On the cover of Steve Forbert's 1978 debut album, the singer's jean jacket is well-worn, though Forbert himself looks quite fresh. On Tuesday at Bogart's, both jacket and performer looked brand-new--which is remarkable, because this Mississippi kid has been through the wringer, as he told in many of the set's songs.
This one-time "new Dylan" (No. 87 in an ongoing series) turned "whatever-became-of?" seems to have learned some valuable lessons. First among them is the need to let go of things ephemeral, like fame, and hold on to the things that last, like "Hope, Faith and Love" (the title of the opening song Tuesday) and rock 'n' roll.
What makes the lesson stick is the lack of bitterness and the frisky enthusiasm displayed Tuesday as Forbert and his four-piece band played off the buoyancy of the audience.

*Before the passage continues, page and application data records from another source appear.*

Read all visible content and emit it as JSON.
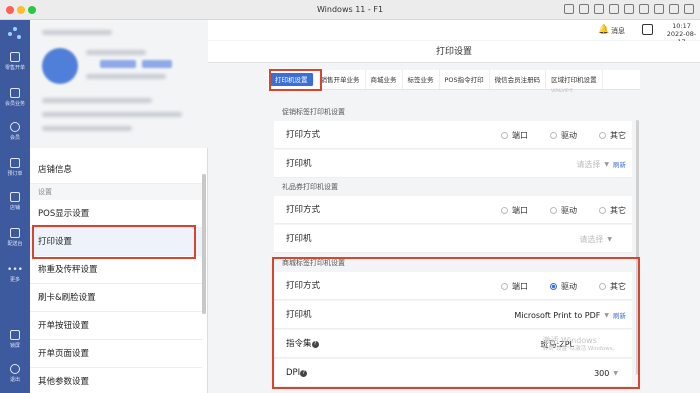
{
  "window": {
    "title": "Windows 11 - F1"
  },
  "rail": {
    "items": [
      {
        "label": "零售开单",
        "icon": "cart-icon"
      },
      {
        "label": "会员业务",
        "icon": "grid-icon"
      },
      {
        "label": "会员",
        "icon": "member-icon"
      },
      {
        "label": "预订单",
        "icon": "order-icon"
      },
      {
        "label": "店铺",
        "icon": "store-icon"
      },
      {
        "label": "配送台",
        "icon": "delivery-icon"
      },
      {
        "label": "更多",
        "icon": "more-icon"
      },
      {
        "label": "锁屏",
        "icon": "lock-icon"
      },
      {
        "label": "退出",
        "icon": "logout-icon"
      }
    ]
  },
  "store_panel": {
    "menu": {
      "store_info": "店铺信息",
      "section_settings": "设置",
      "pos_display": "POS显示设置",
      "print_settings": "打印设置",
      "scale_settings": "称重及传秤设置",
      "card_settings": "刷卡&刷脸设置",
      "open_button": "开单按钮设置",
      "open_page": "开单页面设置",
      "other_params": "其他参数设置"
    }
  },
  "topbar": {
    "message": "消息",
    "time": "10:17",
    "date": "2022-08-17"
  },
  "page": {
    "title": "打印设置",
    "tabs": [
      "打印机设置",
      "销售开单业务",
      "商城业务",
      "标签业务",
      "POS指令打印",
      "微信会员注册码",
      "区域打印机设置"
    ],
    "active_tab": "打印机设置",
    "tab_sub": "VIP&VIP卡"
  },
  "sections": [
    {
      "title": "促销标签打印机设置",
      "print_mode_label": "打印方式",
      "options": [
        "端口",
        "驱动",
        "其它"
      ],
      "selected": "",
      "printer_label": "打印机",
      "printer_value": "请选择",
      "refresh": "刷新"
    },
    {
      "title": "礼品券打印机设置",
      "print_mode_label": "打印方式",
      "options": [
        "端口",
        "驱动",
        "其它"
      ],
      "selected": "",
      "printer_label": "打印机",
      "printer_value": "请选择"
    },
    {
      "title": "商城标签打印机设置",
      "print_mode_label": "打印方式",
      "options": [
        "端口",
        "驱动",
        "其它"
      ],
      "selected": "驱动",
      "printer_label": "打印机",
      "printer_value": "Microsoft Print to PDF",
      "refresh": "刷新",
      "command_label": "指令集",
      "command_value": "斑马:ZPL",
      "dpi_label": "DPI",
      "dpi_value": "300"
    }
  ],
  "watermark": {
    "line1": "激活 Windows",
    "line2": "转到\"设置\"以激活 Windows。"
  },
  "colors": {
    "accent": "#3b6fd8",
    "rail": "#3d5a9e",
    "highlight": "#d9452c"
  }
}
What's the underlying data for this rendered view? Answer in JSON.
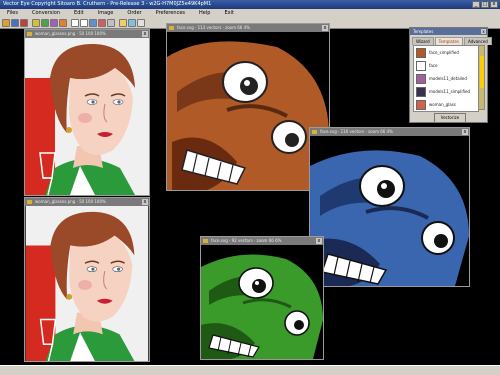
{
  "app": {
    "title": "Vector Eye Copyright Sitoaro B. Cruthern - Pre-Release 3 - w2G-H7M0JZ5e49K4pM1",
    "window_controls": [
      "_",
      "□",
      "x"
    ]
  },
  "menu": [
    "Files",
    "Conversion",
    "Edit",
    "Image",
    "Order",
    "Preferences",
    "Help",
    "Exit"
  ],
  "windows": {
    "woman_top": {
      "title": "woman_glasses.png · 50 100 100%"
    },
    "woman_bottom": {
      "title": "woman_glasses.png · 50 100 100%"
    },
    "face_orange": {
      "title": "face.svg · 113 vectors · zoom 66 4%"
    },
    "face_blue": {
      "title": "face.svg · 116 vectors · zoom 66 4%"
    },
    "face_green": {
      "title": "face.svg · 92 vectors · zoom 66 6%"
    }
  },
  "panel": {
    "title": "Templates",
    "tabs": [
      "Wizard",
      "Templates",
      "Advanced"
    ],
    "active_tab": "Templates",
    "items": [
      {
        "label": "face_simplified"
      },
      {
        "label": "face"
      },
      {
        "label": "models11_detailed"
      },
      {
        "label": "models11_simplified"
      },
      {
        "label": "woman_glass"
      }
    ],
    "button": "Vectorize"
  },
  "colors": {
    "face_orange": "#b05a28",
    "face_blue": "#3a66b0",
    "face_green": "#3a9a2a",
    "accent": "#ffcc00"
  }
}
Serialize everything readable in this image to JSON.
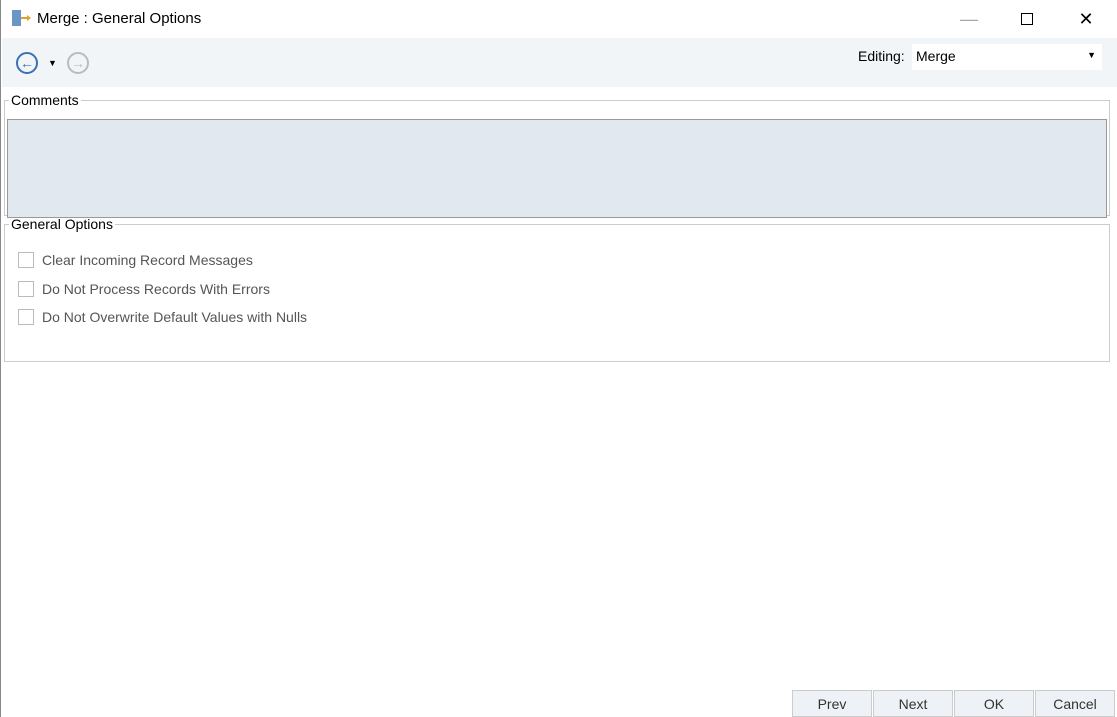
{
  "window": {
    "title": "Merge : General Options",
    "icon": "merge-tool-icon"
  },
  "toolbar": {
    "back_icon": "back-arrow-icon",
    "forward_icon": "forward-arrow-icon",
    "editing_label": "Editing:",
    "editing_value": "Merge"
  },
  "comments": {
    "label": "Comments",
    "value": ""
  },
  "general": {
    "label": "General Options",
    "options": [
      {
        "label": "Clear Incoming Record Messages",
        "checked": false
      },
      {
        "label": "Do Not Process Records With Errors",
        "checked": false
      },
      {
        "label": "Do Not Overwrite Default Values with Nulls",
        "checked": false
      }
    ]
  },
  "buttons": {
    "prev": "Prev",
    "next": "Next",
    "ok": "OK",
    "cancel": "Cancel"
  }
}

Mixing songs from his new "Streets of This Town" LP with old favorites, Forbert seemed less a successor to Dylan than a precursor of Tracy Chapman and Melissa Etheridge et al., with his personal, emotional folk-rock.

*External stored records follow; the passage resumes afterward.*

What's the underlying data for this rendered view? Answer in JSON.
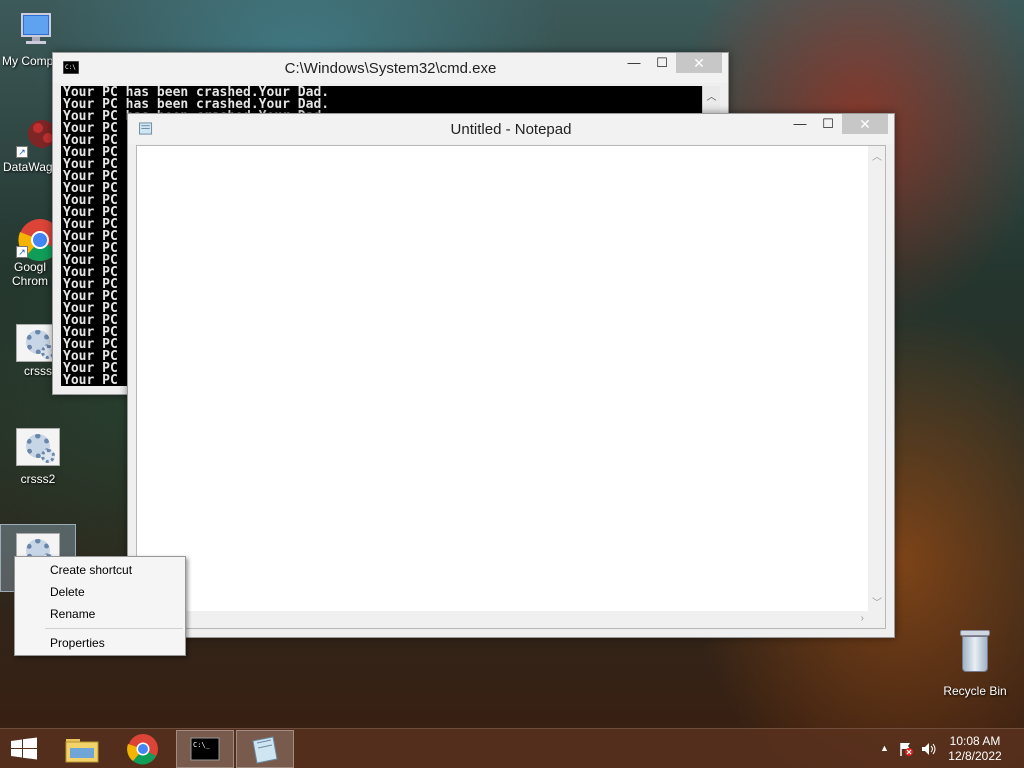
{
  "desktop_icons": [
    {
      "label": "My Comp"
    },
    {
      "label": "DataWag"
    },
    {
      "label": "Googl Chrom"
    },
    {
      "label": "crsss"
    },
    {
      "label": "crsss2"
    }
  ],
  "recycle_bin": {
    "label": "Recycle Bin"
  },
  "cmd_window": {
    "title": "C:\\Windows\\System32\\cmd.exe",
    "lines": [
      "Your PC has been crashed.Your Dad.",
      "Your PC has been crashed.Your Dad.",
      "Your PC has been crashed.Your Dad.",
      "Your PC",
      "Your PC",
      "Your PC",
      "Your PC",
      "Your PC",
      "Your PC",
      "Your PC",
      "Your PC",
      "Your PC",
      "Your PC",
      "Your PC",
      "Your PC",
      "Your PC",
      "Your PC",
      "Your PC",
      "Your PC",
      "Your PC",
      "Your PC",
      "Your PC",
      "Your PC",
      "Your PC",
      "Your PC"
    ]
  },
  "notepad_window": {
    "title": "Untitled - Notepad",
    "content": ""
  },
  "window_buttons": {
    "minimize": "—",
    "maximize": "☐",
    "close": "✕"
  },
  "context_menu": {
    "items": [
      {
        "label": "Create shortcut"
      },
      {
        "label": "Delete"
      },
      {
        "label": "Rename"
      }
    ],
    "properties": "Properties"
  },
  "taskbar": {
    "time": "10:08 AM",
    "date": "12/8/2022",
    "tray_arrow": "▲"
  },
  "colors": {
    "accent": "#1c5fb8",
    "taskbar": "#5a321e"
  }
}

And on obscure oldies like "Ubangi Stomp" and Gram Parsons' "Big Mouth" and on several rocked-up versions of his own songs, Forbert (who plays Club Lingerie tonight) threw in enough playfully dynamic Elvis-isms to support an argument that he would slot in nicely with the likes of John Mellencamp or even (dare we say it?) that other one-time "new Dylan," Bruce Springsteen.